= WORK TO COMPLETE =
Work out how many lines in the following entries contain the string "screenshot", and write only that number.

(Data excerpts)
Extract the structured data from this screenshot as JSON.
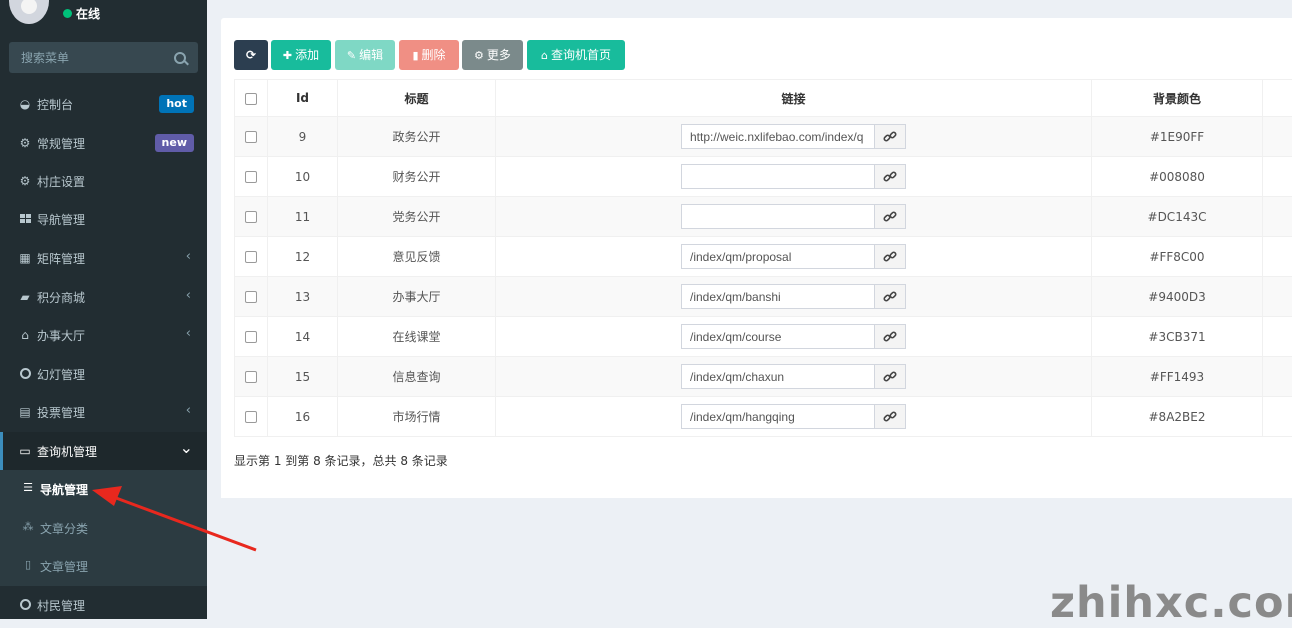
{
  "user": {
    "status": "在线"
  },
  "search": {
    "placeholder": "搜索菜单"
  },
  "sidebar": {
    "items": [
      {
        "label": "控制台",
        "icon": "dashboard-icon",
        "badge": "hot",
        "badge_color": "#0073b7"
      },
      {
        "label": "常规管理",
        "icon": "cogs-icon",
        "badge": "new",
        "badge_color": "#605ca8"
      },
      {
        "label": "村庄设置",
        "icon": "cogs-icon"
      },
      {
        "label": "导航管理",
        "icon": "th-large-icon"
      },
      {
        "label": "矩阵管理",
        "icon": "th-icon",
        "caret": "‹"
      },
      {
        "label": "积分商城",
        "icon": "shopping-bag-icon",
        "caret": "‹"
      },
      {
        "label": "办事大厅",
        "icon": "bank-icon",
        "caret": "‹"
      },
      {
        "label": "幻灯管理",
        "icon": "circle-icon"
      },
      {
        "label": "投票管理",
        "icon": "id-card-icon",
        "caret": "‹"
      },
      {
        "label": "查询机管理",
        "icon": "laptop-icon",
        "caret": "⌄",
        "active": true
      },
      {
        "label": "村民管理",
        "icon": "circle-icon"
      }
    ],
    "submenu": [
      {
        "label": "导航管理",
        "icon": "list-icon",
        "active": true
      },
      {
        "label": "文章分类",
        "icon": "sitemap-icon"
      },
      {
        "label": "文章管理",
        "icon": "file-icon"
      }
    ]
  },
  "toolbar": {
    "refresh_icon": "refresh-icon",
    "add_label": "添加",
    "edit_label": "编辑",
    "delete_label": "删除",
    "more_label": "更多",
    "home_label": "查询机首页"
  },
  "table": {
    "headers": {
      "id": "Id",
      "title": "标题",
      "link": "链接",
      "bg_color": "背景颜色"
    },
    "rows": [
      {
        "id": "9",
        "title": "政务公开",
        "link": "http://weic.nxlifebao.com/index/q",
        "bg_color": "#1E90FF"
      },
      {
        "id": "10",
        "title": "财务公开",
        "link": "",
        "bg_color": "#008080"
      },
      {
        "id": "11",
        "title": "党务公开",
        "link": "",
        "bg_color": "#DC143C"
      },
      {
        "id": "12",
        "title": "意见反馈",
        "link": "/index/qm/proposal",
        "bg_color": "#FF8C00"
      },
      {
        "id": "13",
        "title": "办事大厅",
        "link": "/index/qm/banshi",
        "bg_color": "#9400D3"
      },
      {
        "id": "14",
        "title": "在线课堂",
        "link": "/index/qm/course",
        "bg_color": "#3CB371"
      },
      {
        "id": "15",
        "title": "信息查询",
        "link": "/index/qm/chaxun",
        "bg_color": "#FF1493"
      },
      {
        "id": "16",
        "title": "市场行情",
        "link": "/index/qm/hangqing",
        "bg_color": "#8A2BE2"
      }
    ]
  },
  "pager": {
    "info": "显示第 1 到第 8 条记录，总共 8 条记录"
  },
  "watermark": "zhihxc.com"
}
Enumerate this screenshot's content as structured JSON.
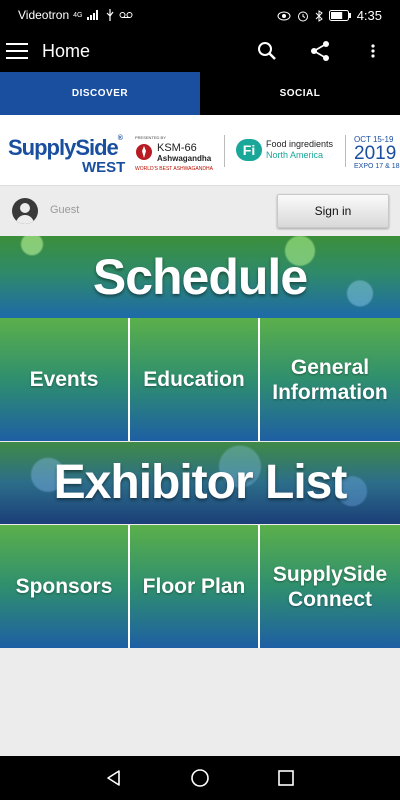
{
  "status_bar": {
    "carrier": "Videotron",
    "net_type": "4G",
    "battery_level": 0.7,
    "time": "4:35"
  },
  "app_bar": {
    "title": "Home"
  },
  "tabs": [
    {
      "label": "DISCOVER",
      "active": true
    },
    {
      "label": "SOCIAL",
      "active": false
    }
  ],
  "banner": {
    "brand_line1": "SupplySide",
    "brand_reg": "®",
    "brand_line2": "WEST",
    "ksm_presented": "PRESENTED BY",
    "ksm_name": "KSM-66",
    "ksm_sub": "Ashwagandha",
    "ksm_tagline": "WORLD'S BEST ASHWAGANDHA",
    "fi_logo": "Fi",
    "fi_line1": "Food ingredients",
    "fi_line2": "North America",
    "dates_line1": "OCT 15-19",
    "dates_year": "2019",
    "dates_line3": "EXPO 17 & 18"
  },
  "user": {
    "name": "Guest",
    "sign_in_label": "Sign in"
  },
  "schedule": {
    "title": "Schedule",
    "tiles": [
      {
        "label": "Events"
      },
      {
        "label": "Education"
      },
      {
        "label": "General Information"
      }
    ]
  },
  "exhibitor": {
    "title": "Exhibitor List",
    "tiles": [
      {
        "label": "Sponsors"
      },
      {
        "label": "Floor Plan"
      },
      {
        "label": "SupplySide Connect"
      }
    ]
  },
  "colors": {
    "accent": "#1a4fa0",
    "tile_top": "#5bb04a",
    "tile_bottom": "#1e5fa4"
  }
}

= ANSWER FOR THE TASK =
2